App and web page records

+++++

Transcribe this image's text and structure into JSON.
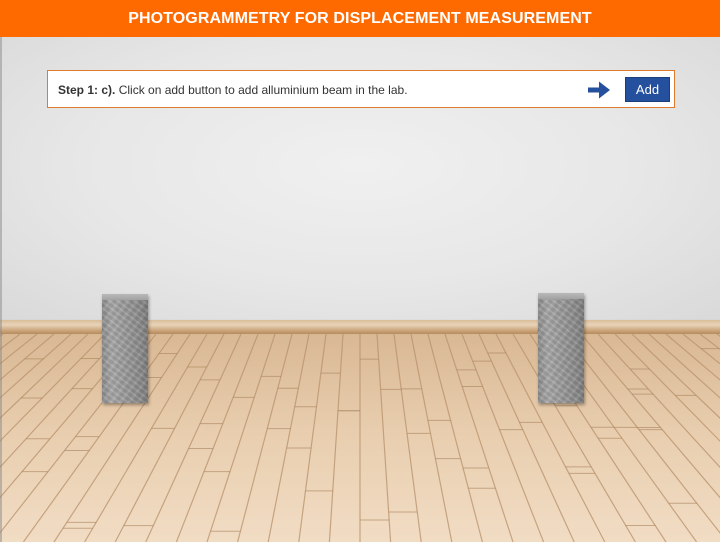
{
  "header": {
    "title": "PHOTOGRAMMETRY FOR DISPLACEMENT MEASUREMENT"
  },
  "instruction": {
    "step_label": "Step 1: c).",
    "text": " Click on add button to add alluminium beam in the lab.",
    "arrow_icon": "arrow-right-icon"
  },
  "actions": {
    "add_label": "Add"
  },
  "colors": {
    "header_bg": "#ff6a00",
    "button_bg": "#24509e",
    "arrow": "#24509e",
    "box_border": "#e07a2e"
  }
}
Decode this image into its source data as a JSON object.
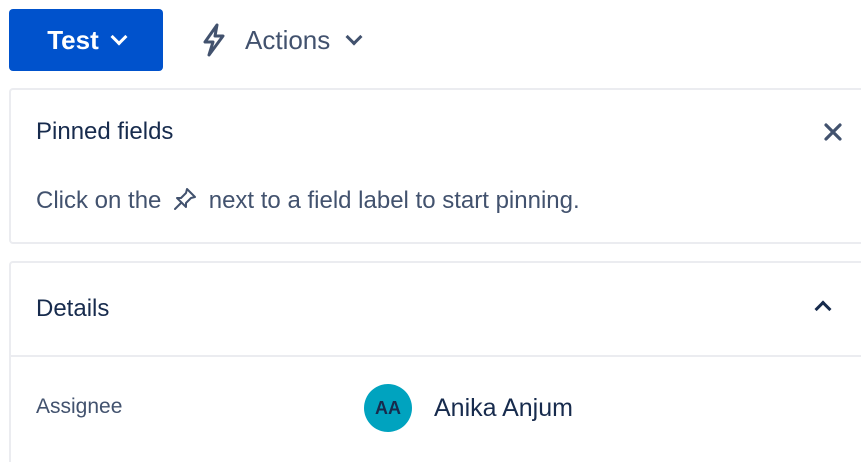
{
  "toolbar": {
    "status_label": "Test",
    "actions_label": "Actions"
  },
  "pinned_fields": {
    "title": "Pinned fields",
    "hint_before": "Click on the",
    "hint_after": "next to a field label to start pinning."
  },
  "details": {
    "title": "Details",
    "fields": [
      {
        "label": "Assignee",
        "avatar_initials": "AA",
        "value": "Anika Anjum"
      }
    ]
  },
  "colors": {
    "primary": "#0052cc",
    "avatar_bg": "#00a3bf",
    "border": "#ebecf0",
    "text": "#172b4d",
    "subtle_text": "#42526e"
  },
  "icons": {
    "actions": "lightning-bolt-icon",
    "close": "close-icon",
    "pin": "pin-icon",
    "collapse": "chevron-up-icon",
    "dropdown": "chevron-down-icon"
  }
}
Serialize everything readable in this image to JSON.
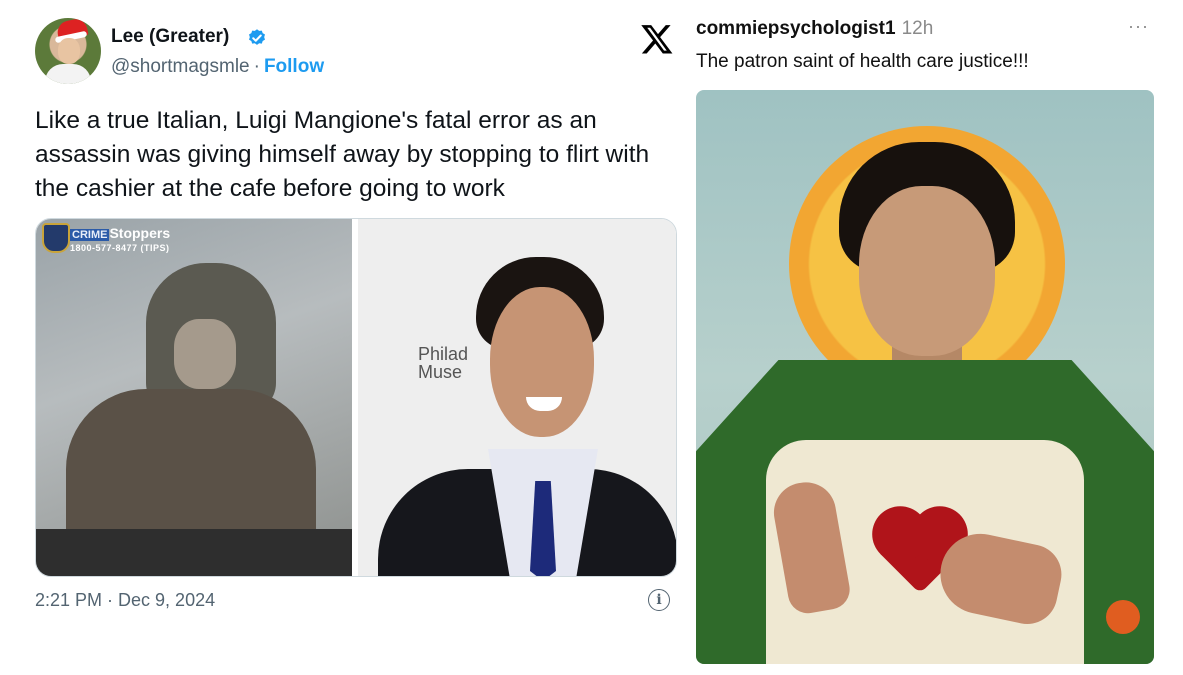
{
  "tweet": {
    "display_name": "Lee (Greater)",
    "handle": "@shortmagsmle",
    "separator": "·",
    "follow_label": "Follow",
    "text": "Like a true Italian, Luigi Mangione's fatal error as an assassin was giving himself away by stopping to flirt with the cashier at the cafe before going to work",
    "media": {
      "left_image": {
        "overlay_title_prefix": "CRIME",
        "overlay_title_suffix": "Stoppers",
        "overlay_phone": "1800-577-8477 (TIPS)"
      },
      "right_image": {
        "backdrop_text_1": "Philad",
        "backdrop_text_2": "Muse"
      }
    },
    "timestamp": "2:21 PM · Dec 9, 2024",
    "info_icon_glyph": "i"
  },
  "post": {
    "platform_icon": "x-logo-icon",
    "username": "commiepsychologist1",
    "time_ago": "12h",
    "more_glyph": "···",
    "caption": "The patron saint of health care justice!!!"
  },
  "colors": {
    "link_blue": "#1d9bf0",
    "muted_text": "#536471",
    "halo_gold": "#f6c244",
    "robe_green": "#2f6a2a"
  }
}
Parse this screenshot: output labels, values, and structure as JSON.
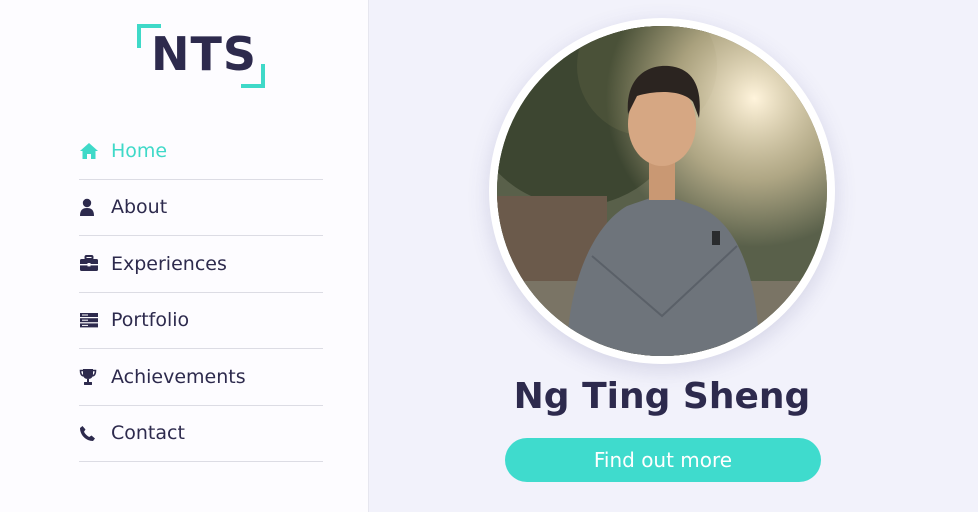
{
  "logo": {
    "text": "NTS",
    "accent_color": "#3fd9c8"
  },
  "nav": {
    "items": [
      {
        "label": "Home",
        "icon": "home-icon",
        "active": true
      },
      {
        "label": "About",
        "icon": "user-icon",
        "active": false
      },
      {
        "label": "Experiences",
        "icon": "briefcase-icon",
        "active": false
      },
      {
        "label": "Portfolio",
        "icon": "server-icon",
        "active": false
      },
      {
        "label": "Achievements",
        "icon": "trophy-icon",
        "active": false
      },
      {
        "label": "Contact",
        "icon": "phone-icon",
        "active": false
      }
    ]
  },
  "hero": {
    "name": "Ng Ting Sheng",
    "cta_label": "Find out more"
  },
  "colors": {
    "accent": "#3fd9c8",
    "text_dark": "#2d2a4d",
    "main_bg": "#f2f2fb",
    "sidebar_bg": "#fdfcff"
  }
}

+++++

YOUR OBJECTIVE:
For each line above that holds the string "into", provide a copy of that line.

RESULT FOR THIS TASK:
Transcribe this image's text and structure into JSON.
Decode this image into its source data as a JSON object.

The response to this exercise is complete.